Advergaming is a relatively recent approach to advertising that overcomes many of the limitations of traditional advertising. But advergames are increasingly being used by fast food companies to target children by rewarding play with unhealthy food products.
A simple definition of an advergame is one that promotes a particular brand, product or message by integrating it into play.
In its earliest form, advergaming was simply passive advertising within a game, such as billboard placement in a car racing simulation. But it quickly evolved to the point where advertising became integral to the game, and brands (particularly food brands) began developing their own games.
Now, the game is the advert, immersing the player-customer in an interactive, personalised and extended interaction with a brand and its messages.
These games are designed to engage players to such an extent that they form strong relationships with the brand and consume more of it.
What the research says
The proliferation of food-related advergaming has been followed by research into the extent of its effects.
Results suggest young people actively engage with advergames and are more likely to eat unhealthy foods after playing them. While the same also holds for healthy advergames, they are much less common.
With the advent of high-resolution game capabilities on smartphones and other mobile devices, advergames have moved far beyond something people play at home on their console or desktop computer.
Games on mobile social networking sites, for instance, are more likely to attract and retain the interest of today’s technology-savvy children than those on static brand websites.
Angry chickens and junk food winners
Two current gamification marketing campaigns demonstrate the ability of savvy marketers to reach directly into our daily lives.
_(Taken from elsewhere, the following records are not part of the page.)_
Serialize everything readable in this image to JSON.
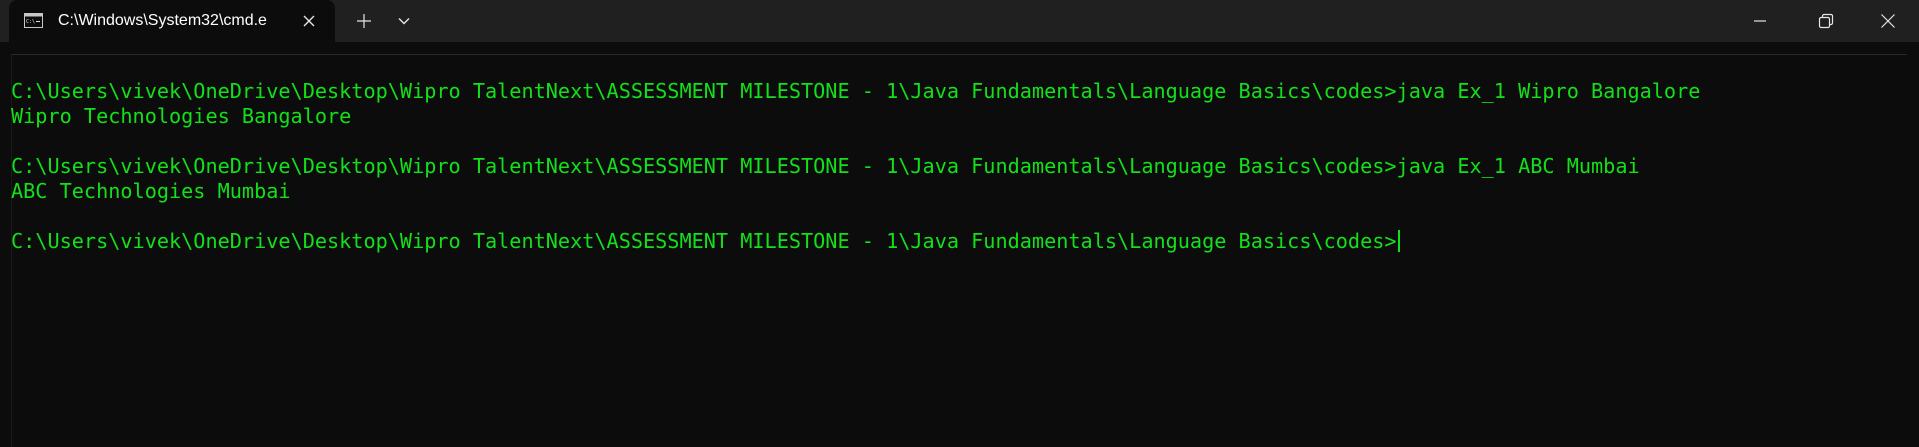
{
  "window": {
    "tab_title": "C:\\Windows\\System32\\cmd.e",
    "icons": {
      "tab": "terminal-icon",
      "tab_close": "close-icon",
      "new_tab": "plus-icon",
      "dropdown": "chevron-down-icon",
      "minimize": "minimize-icon",
      "maximize": "restore-icon",
      "close": "close-icon"
    }
  },
  "console": {
    "text_color": "#13e01a",
    "background": "#0c0c0c",
    "lines": [
      "C:\\Users\\vivek\\OneDrive\\Desktop\\Wipro TalentNext\\ASSESSMENT MILESTONE - 1\\Java Fundamentals\\Language Basics\\codes>java Ex_1 Wipro Bangalore",
      "Wipro Technologies Bangalore",
      "",
      "C:\\Users\\vivek\\OneDrive\\Desktop\\Wipro TalentNext\\ASSESSMENT MILESTONE - 1\\Java Fundamentals\\Language Basics\\codes>java Ex_1 ABC Mumbai",
      "ABC Technologies Mumbai",
      "",
      "C:\\Users\\vivek\\OneDrive\\Desktop\\Wipro TalentNext\\ASSESSMENT MILESTONE - 1\\Java Fundamentals\\Language Basics\\codes>"
    ]
  }
}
Both campaigns (or apps) require players to download a digital artefact of the brand to their mobile phones.
KFC’s Snack! In the Face is a not-so-subtle copy of Angry Birds, the most successful mobile phone game in history.
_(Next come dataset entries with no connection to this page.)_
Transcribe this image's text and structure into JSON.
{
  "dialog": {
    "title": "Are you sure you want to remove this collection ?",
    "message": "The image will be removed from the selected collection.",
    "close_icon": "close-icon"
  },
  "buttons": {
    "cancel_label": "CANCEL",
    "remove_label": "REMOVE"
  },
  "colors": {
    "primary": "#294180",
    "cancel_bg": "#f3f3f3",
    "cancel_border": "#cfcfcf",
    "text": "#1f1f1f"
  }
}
It represents classic gamification strategy – participants earn points (or stars) by completing challenges, in this case by helping popcorn chickens escape from the lair of Dr SnackBot by propelling them into the mouth of Colonel Sanders. Players then share their scores with friends and earn KFC products as rewards.
While verifiable metrics for smartphone usage among those under 18 years of age are difficult to obtain (as the devices they use are owned by parents and guardians), the use of the Angry Birds-style game demonstrates a clear target market.
A January 2013 study of 13,000 eight to 14-year-olds showed games that resemble Angry Birds are most addictive for this age group.
Hungry Jack’s “Check-In & Win” aims to encourage immediate purchases with time-sensitive offers.
Once this app is downloaded onto your smartphone, you will be prompted to “check-in” when you’re within a kilometre of a Hungry Jack’s outlet. All you have to do then is shake your phone and win an instant prize.
Strategies and codes
What’s particularly insidious about both of these advergames is the amount of personal data they collect. Both use GPS technology and send push notifications (messages that pop up on screen) to the player’s mobile device.
Both connect to the player’s Facebook profile and collect their personal details and list of friends; they connect to their Twitter feed; and both encourage players to share the app (and their scores) with their friends on social network platforms.
As a form of advertising, these games are subject to the relevant Codes of Practice – such as the Australian Association of National Advertisers (AANA) Food & Beverages Marketing & Communications Code and the AANA Code for Advertising & Marketing Communications to Children.
The latter states that such advertising must:
include a statement that the Child must obtain parental consent prior to engaging in any activity that will result in the disclosure of such personal information.
Unfortunately, it doesn’t provide any regulations on how such consent must be obtained; the child can just press a button to confirm that her parents have consented.
The future of junk food advertising?
The impact of these advergames on purchase behaviour outstrips old-school advertising campaigns as can be seen by the budgets allocated to the campaigns and publicly available sales data.
While the companies are a little more circumspect in releasing profit data, less than two weeks into the Hungry Jack’s campaign, Clemenger BBDO was already claiming:
It has been a huge success, with over one million downloads and accounting for a several million dollars’ worth of incremental revenue.
The impact of these games on food choices is clear. The “several million dollars” in “incremental revenue” represents thousands of unhealthy food choices. But the impact of these games goes far beyond immediate food choices.
The endless hours children spend playing games that subtly link junk food to positive emotions will likely have consequences far beyond the closing date of the marketing campaign.